LONDON (Reuters) - Britain’s Babcock put the cost of restructuring its European business for Brexit at 10 million pounds ($13 million) a year to guarantee it would retain flying rights to provide emergency medical and fire fighting services across the bloc.
Babcock, a key supplier of engineering and defence services to Britain’s ministry of defence, has had to join the likes of easyJet and British Airways-owner IAG in restructuring in case Britain leaves the European Union without a trade deal.
The British company, which will also take a one-off exceptional cost of 10 million pounds to restructure, has had to sign partners in European markets where it operates to make sure those businesses are majority owned by EU nationals.
That enables it to secure an air operating certificate.
Babcock, which also maintains nuclear submarines and defence vehicles, is also taking a second exceptional charge of around 30 million pounds due to an adjustment to its pension liabilities.
The group said underlying earnings expectations for the financial year ending March 31 remained unchanged as an improved margin helps to offset a slight drop in forecast revenue of 5.2 billion pounds from 5.36 billion pounds last year.

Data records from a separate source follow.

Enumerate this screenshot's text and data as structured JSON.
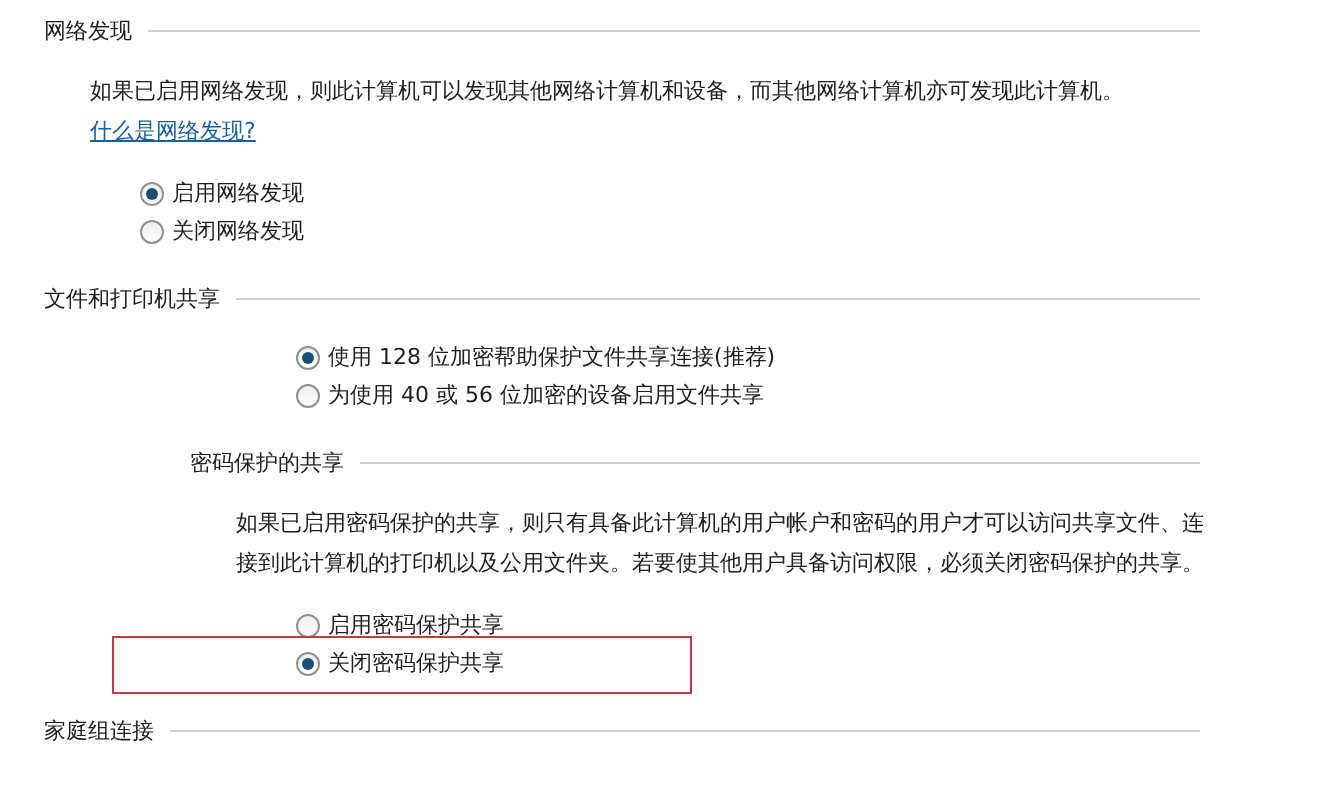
{
  "sections": [
    {
      "title": "网络发现",
      "description": "如果已启用网络发现，则此计算机可以发现其他网络计算机和设备，而其他网络计算机亦可发现此计算机。",
      "link": "什么是网络发现?",
      "options": [
        {
          "label": "启用网络发现",
          "selected": true,
          "highlighted": false
        },
        {
          "label": "关闭网络发现",
          "selected": false,
          "highlighted": false
        }
      ]
    },
    {
      "title": "文件和打印机共享",
      "children": [
        {
          "options": [
            {
              "label": "使用 128 位加密帮助保护文件共享连接(推荐)",
              "selected": true,
              "highlighted": false
            },
            {
              "label": "为使用 40 或 56 位加密的设备启用文件共享",
              "selected": false,
              "highlighted": false
            }
          ]
        },
        {
          "title": "密码保护的共享",
          "description": "如果已启用密码保护的共享，则只有具备此计算机的用户帐户和密码的用户才可以访问共享文件、连接到此计算机的打印机以及公用文件夹。若要使其他用户具备访问权限，必须关闭密码保护的共享。",
          "options": [
            {
              "label": "启用密码保护共享",
              "selected": false,
              "highlighted": false
            },
            {
              "label": "关闭密码保护共享",
              "selected": true,
              "highlighted": true
            }
          ]
        }
      ]
    },
    {
      "title": "家庭组连接"
    }
  ]
}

Reporting by Kate Holton; editing by Jason Neely/Guy Faulconbridge